Some of the prizes for translated poetry go to the really outstanding translations, but some go to mediocre translations of very good original poets. Why is this? Is it that people don’t know how to read poetry, is it that we read translated poetry not expecting it to really work?
This raises the whole question of why award poetry prizes: to draw attention to a translation that ought to become important in the polysystem, or to reward achievement? I guess it is important to look at what the judges of any particular award have to say, as there is no one criterion that we can just assume will be followed.
I am not sure all contributors to this Forum will know what a polysystem is. It’s just the system of literature in English (in this case), that consists of lots of little sub-systems. I don’t think prizes are just meant to draw attention to the work, are they? I wonder if judges sometimes think something must be good since the original poet was well-known.
We need some judges of translation competitions to answer.
From me, either 1) the translator was going to receive an award with their next translation no matter what, 2) a favourite poet was translated, and/or 3) the award is just a joke.
Well, I’ve submitted to a number of translation competitions but never won anything, though I did get a favourable mention in one of the judges’ reports a couple of years ago.
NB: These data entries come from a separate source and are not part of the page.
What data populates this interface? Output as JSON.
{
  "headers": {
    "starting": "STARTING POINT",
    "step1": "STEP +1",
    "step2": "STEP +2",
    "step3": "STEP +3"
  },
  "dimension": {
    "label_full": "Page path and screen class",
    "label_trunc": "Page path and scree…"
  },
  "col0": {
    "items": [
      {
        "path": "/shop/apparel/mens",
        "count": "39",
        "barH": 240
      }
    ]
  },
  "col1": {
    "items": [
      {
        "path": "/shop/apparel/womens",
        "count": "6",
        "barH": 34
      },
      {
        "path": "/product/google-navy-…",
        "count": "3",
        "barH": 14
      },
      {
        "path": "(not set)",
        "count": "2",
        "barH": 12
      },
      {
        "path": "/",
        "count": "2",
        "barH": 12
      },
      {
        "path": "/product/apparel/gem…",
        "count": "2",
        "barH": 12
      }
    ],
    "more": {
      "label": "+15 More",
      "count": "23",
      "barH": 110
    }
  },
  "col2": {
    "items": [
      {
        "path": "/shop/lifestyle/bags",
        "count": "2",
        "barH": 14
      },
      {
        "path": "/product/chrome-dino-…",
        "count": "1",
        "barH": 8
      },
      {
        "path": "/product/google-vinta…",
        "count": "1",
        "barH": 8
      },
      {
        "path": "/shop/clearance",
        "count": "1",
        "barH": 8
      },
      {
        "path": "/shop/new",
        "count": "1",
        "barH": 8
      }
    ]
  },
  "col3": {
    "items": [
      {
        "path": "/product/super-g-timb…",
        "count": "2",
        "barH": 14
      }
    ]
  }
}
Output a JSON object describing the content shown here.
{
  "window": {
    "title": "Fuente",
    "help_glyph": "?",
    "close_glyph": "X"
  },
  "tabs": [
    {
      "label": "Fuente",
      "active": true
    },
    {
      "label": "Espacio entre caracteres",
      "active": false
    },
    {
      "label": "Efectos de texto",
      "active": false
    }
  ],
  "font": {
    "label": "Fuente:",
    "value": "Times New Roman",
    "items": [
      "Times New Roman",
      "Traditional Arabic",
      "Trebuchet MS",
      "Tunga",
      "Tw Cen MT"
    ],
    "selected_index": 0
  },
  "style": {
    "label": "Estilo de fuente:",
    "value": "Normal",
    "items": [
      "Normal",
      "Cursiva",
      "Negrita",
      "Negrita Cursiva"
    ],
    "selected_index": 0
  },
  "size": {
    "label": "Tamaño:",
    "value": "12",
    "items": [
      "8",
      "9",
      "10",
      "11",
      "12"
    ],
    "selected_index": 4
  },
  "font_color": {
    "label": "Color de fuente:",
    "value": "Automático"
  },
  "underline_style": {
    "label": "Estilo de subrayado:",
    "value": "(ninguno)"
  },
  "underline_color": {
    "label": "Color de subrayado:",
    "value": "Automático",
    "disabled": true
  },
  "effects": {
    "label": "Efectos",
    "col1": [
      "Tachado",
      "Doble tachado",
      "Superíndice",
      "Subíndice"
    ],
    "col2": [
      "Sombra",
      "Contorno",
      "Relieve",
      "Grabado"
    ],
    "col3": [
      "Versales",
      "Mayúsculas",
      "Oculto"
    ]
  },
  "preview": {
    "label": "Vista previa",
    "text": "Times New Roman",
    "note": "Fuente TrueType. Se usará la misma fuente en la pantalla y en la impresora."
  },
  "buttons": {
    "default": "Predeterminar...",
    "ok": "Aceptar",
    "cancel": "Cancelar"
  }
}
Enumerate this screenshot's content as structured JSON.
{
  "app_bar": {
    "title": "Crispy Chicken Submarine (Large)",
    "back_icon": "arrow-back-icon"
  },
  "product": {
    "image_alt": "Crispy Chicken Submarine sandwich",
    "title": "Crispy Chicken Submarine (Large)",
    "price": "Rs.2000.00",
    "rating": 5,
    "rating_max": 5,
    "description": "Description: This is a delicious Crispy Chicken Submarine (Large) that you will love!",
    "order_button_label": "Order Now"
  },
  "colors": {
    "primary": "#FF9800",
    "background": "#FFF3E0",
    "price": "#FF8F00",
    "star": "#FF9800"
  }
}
I do find that the winning entries may lack what I consider to be a vital ingredient of poetry: musicality (which may not necessarily be melodiousness and which may not necessarily be embodied in a set poetic form, i.e. metre, rhyme etc). In other words, they are simply dull to read. I could make that complaint about a lot of contemporary poetry in fact. But I do appreciate that it’s all a matter of taste and/or ear! Ranald